Our perspective of God changes dramatically in the New Testament because God came to us in different form.
I can’t how many times I have been reminded and drawn to the words Paul penned in his letter to the Philippians about Jesus (Phil: 2:6-8):
Though he was God,
he did not think of equality with God
as something to cling to.
Instead, he gave up his divine privileges;
he took the humble position of a slave
and was born as a human being.
When he appeared in human form,
he humbled himself in obedience to God
and died a criminal’s death on a cross.
Scholars tell us these words were an early creed. The creed that Paul recited to the people in Philippi was probably familiar to them, as it was intended to be recited. That is the nature of creeds: they are meant to be repeated.
Thus, I suppose, the fact that I find myself drawn over and over again to the Philippian creed is apt. It carries significant and timeworn meaning to me, as it certainly must have done for Paul and and the early followers of Jesus to be considered so worth repeating.
I found myself thinking again about these words today as I wrapped up another blog post (Lessons Learned from the Edge of the Wilderness). As often is the case when meditating on Scripture, meanings deepen, grow and broaden. The Philippian creed takes on new meaning for me in light of the exercise of comparing and harmonizing the “God of the Old Testament” with Jesus (another theme I have focused on in the past).
In Lessons Learned from the Edge of the Wilderness, I was thinking about the fact that Moses and the people of Israel were distanced from God – such is the fate of all people in our natural and sinful state. In this piece, I want to explore what that means (and why it is the case), and I want to explore why our perception of God changes in the revelation of Jesus.
Continue reading “Change of Perspective: From the God of Moses to Jesus”

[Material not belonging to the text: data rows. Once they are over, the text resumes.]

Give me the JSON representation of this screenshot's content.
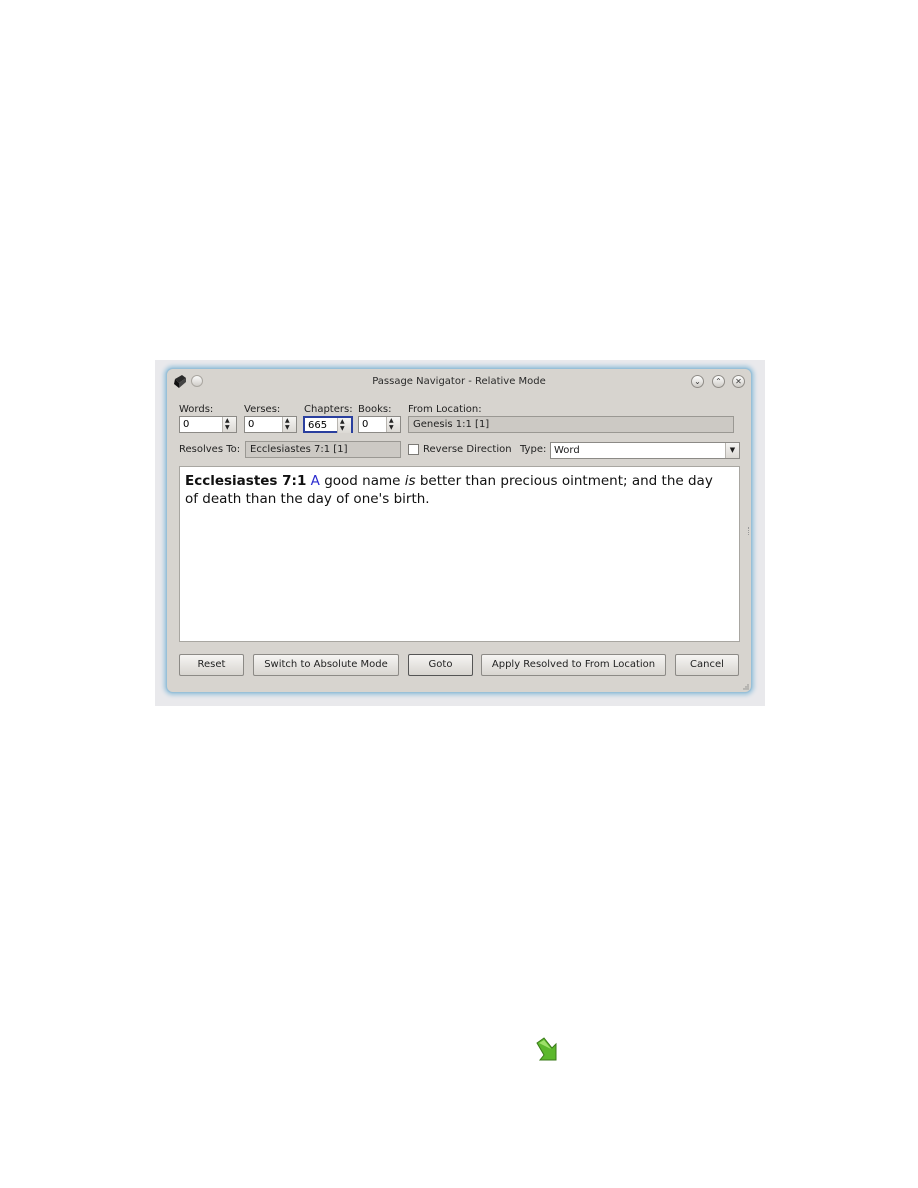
{
  "window": {
    "title": "Passage Navigator - Relative Mode"
  },
  "fields": {
    "words": {
      "label": "Words:",
      "value": "0"
    },
    "verses": {
      "label": "Verses:",
      "value": "0"
    },
    "chapters": {
      "label": "Chapters:",
      "value": "665"
    },
    "books": {
      "label": "Books:",
      "value": "0"
    },
    "from_location": {
      "label": "From Location:",
      "value": "Genesis 1:1 [1]"
    }
  },
  "resolves": {
    "label": "Resolves To:",
    "value": "Ecclesiastes 7:1 [1]"
  },
  "reverse_direction": {
    "label": "Reverse Direction",
    "checked": false
  },
  "type": {
    "label": "Type:",
    "selected": "Word"
  },
  "passage": {
    "reference": "Ecclesiastes 7:1",
    "first_word": "A",
    "text_a": "good name",
    "italic_word": "is",
    "text_b": "better than precious ointment; and the day of death than the day of one's birth."
  },
  "buttons": {
    "reset": "Reset",
    "switch_mode": "Switch to Absolute Mode",
    "goto": "Goto",
    "apply": "Apply Resolved to From Location",
    "cancel": "Cancel"
  },
  "icons": {
    "app": "book-icon",
    "menu": "window-menu-icon",
    "minimize": "minimize-icon",
    "maximize": "maximize-icon",
    "close": "close-icon",
    "arrow": "green-down-arrow-icon"
  },
  "colors": {
    "focus_border": "#2a3f9e",
    "link_word": "#2b2bcf",
    "window_glow": "#9cc4dc"
  }
}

God is a communicator, and He made us for communication with Himself.
The parallels between Genesis 1 and John 1 are obvious. Genesis 1 reads:
In the beginning God created the heavens and the earth. (Genesis 1:1)
John 1 reads:
In the beginning was the Word, and the Word was with God, and the Word was God. He was with God in the beginning. Through him all things were made; without him nothing was made that has been made. (John 1:1-3)
These parallels convey the idea that God is “verbal” by His very nature, and He communicated the universe into existence. Indeed, the creation story as it unfolds in Genesis bears this out:
- And God said, “Let there be light,” and there was light. (gen. 1:3)
- And God said, “Let there be a vault between the waters to separate water from water.” (Gen. 1:6)
- And God said, “Let the water under the sky be gathered to one place, and let dry ground appear.” (Gen. 1:9)
- Then God said, “Let the land produce vegetation…. (Gen 1:11)
- And God said, “Let there be lights in the vault of the sky to separate the day from the night….” (Gen. 1:14-15)
- And God said, “Let the water teem with living creatures, and let birds fly above the earth across the vault of the sky.” (Gen. 1:20)
- And God said, “Let the land produce living creatures according to their kinds…” (Gen. 1:24)
- Then God said, “Let us make mankind in our image, in our likeness….” (Gen. 1:26)
It’s interesting, isn’t it, that a plural pronoun is used for God in Genesis 1:26. To be verbal by nature, communicative by His very essence, God must have relationship within Himself. In John 1, we read that “the Word was with God, and the Word was God”, and then John goes further to say this:
The Word became flesh and made his dwelling among us. (John 1:14)
Of course, he is talking about Jesus – God who became like us, the creatures He created in His own image. Of God and Jesus, John said,
“He came to that which was his own, but his own did not receive him. Yet to all who did receive him, to those who believed in his name, he gave the right to become children of God….” (John 1:11-12)
Continue reading “And God Said”